▶ [WORK REQUEST] Output the full listing again without altering anything.
####################
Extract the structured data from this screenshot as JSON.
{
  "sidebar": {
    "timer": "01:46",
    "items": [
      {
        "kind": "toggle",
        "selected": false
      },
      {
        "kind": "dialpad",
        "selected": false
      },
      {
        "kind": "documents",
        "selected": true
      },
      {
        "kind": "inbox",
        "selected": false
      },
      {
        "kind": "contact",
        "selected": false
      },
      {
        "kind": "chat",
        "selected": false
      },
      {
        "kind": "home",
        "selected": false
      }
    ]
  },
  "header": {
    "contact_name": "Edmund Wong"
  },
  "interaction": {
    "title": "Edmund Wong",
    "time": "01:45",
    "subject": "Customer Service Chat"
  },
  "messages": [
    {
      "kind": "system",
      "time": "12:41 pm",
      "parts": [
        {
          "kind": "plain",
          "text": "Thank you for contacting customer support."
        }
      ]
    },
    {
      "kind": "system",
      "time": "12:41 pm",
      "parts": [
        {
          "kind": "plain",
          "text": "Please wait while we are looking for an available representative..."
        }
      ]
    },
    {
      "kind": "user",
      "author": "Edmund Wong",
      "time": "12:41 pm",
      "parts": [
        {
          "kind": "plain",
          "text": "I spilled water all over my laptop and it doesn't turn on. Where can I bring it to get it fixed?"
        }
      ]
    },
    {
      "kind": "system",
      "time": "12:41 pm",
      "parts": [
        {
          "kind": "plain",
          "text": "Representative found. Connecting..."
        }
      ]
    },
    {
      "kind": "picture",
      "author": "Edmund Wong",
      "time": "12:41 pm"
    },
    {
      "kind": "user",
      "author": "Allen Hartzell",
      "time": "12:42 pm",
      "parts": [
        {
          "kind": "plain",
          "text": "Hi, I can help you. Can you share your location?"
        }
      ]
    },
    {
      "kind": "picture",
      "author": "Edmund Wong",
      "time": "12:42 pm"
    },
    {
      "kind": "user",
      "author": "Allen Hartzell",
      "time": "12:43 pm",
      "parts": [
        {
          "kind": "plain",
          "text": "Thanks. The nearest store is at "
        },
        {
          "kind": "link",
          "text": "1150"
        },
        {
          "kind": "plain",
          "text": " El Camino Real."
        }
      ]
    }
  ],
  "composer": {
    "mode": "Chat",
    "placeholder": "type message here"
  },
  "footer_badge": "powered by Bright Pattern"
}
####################
▶ [SOLUTION FOR THIS EXERCISE]
Extract the structured data from this screenshot as JSON.
{
  "sidebar": {
    "timer": "01:46",
    "items": [
      {
        "kind": "toggle",
        "selected": false
      },
      {
        "kind": "dialpad",
        "selected": false
      },
      {
        "kind": "documents",
        "selected": true
      },
      {
        "kind": "inbox",
        "selected": false
      },
      {
        "kind": "contact",
        "selected": false
      },
      {
        "kind": "chat",
        "selected": false
      },
      {
        "kind": "home",
        "selected": false
      }
    ]
  },
  "header": {
    "contact_name": "Edmund Wong"
  },
  "interaction": {
    "title": "Edmund Wong",
    "time": "01:45",
    "subject": "Customer Service Chat"
  },
  "messages": [
    {
      "kind": "system",
      "time": "12:41 pm",
      "parts": [
        {
          "kind": "plain",
          "text": "Thank you for contacting customer support."
        }
      ]
    },
    {
      "kind": "system",
      "time": "12:41 pm",
      "parts": [
        {
          "kind": "plain",
          "text": "Please wait while we are looking for an available representative..."
        }
      ]
    },
    {
      "kind": "user",
      "author": "Edmund Wong",
      "time": "12:41 pm",
      "parts": [
        {
          "kind": "plain",
          "text": "I spilled water all over my laptop and it doesn't turn on. Where can I bring it to get it fixed?"
        }
      ]
    },
    {
      "kind": "system",
      "time": "12:41 pm",
      "parts": [
        {
          "kind": "plain",
          "text": "Representative found. Connecting..."
        }
      ]
    },
    {
      "kind": "picture",
      "author": "Edmund Wong",
      "time": "12:41 pm"
    },
    {
      "kind": "user",
      "author": "Allen Hartzell",
      "time": "12:42 pm",
      "parts": [
        {
          "kind": "plain",
          "text": "Hi, I can help you. Can you share your location?"
        }
      ]
    },
    {
      "kind": "picture",
      "author": "Edmund Wong",
      "time": "12:42 pm"
    },
    {
      "kind": "user",
      "author": "Allen Hartzell",
      "time": "12:43 pm",
      "parts": [
        {
          "kind": "plain",
          "text": "Thanks. The nearest store is at "
        },
        {
          "kind": "link",
          "text": "1150"
        },
        {
          "kind": "plain",
          "text": " El Camino Real."
        }
      ]
    }
  ],
  "composer": {
    "mode": "Chat",
    "placeholder": "type message here"
  },
  "footer_badge": "powered by Bright Pattern"
}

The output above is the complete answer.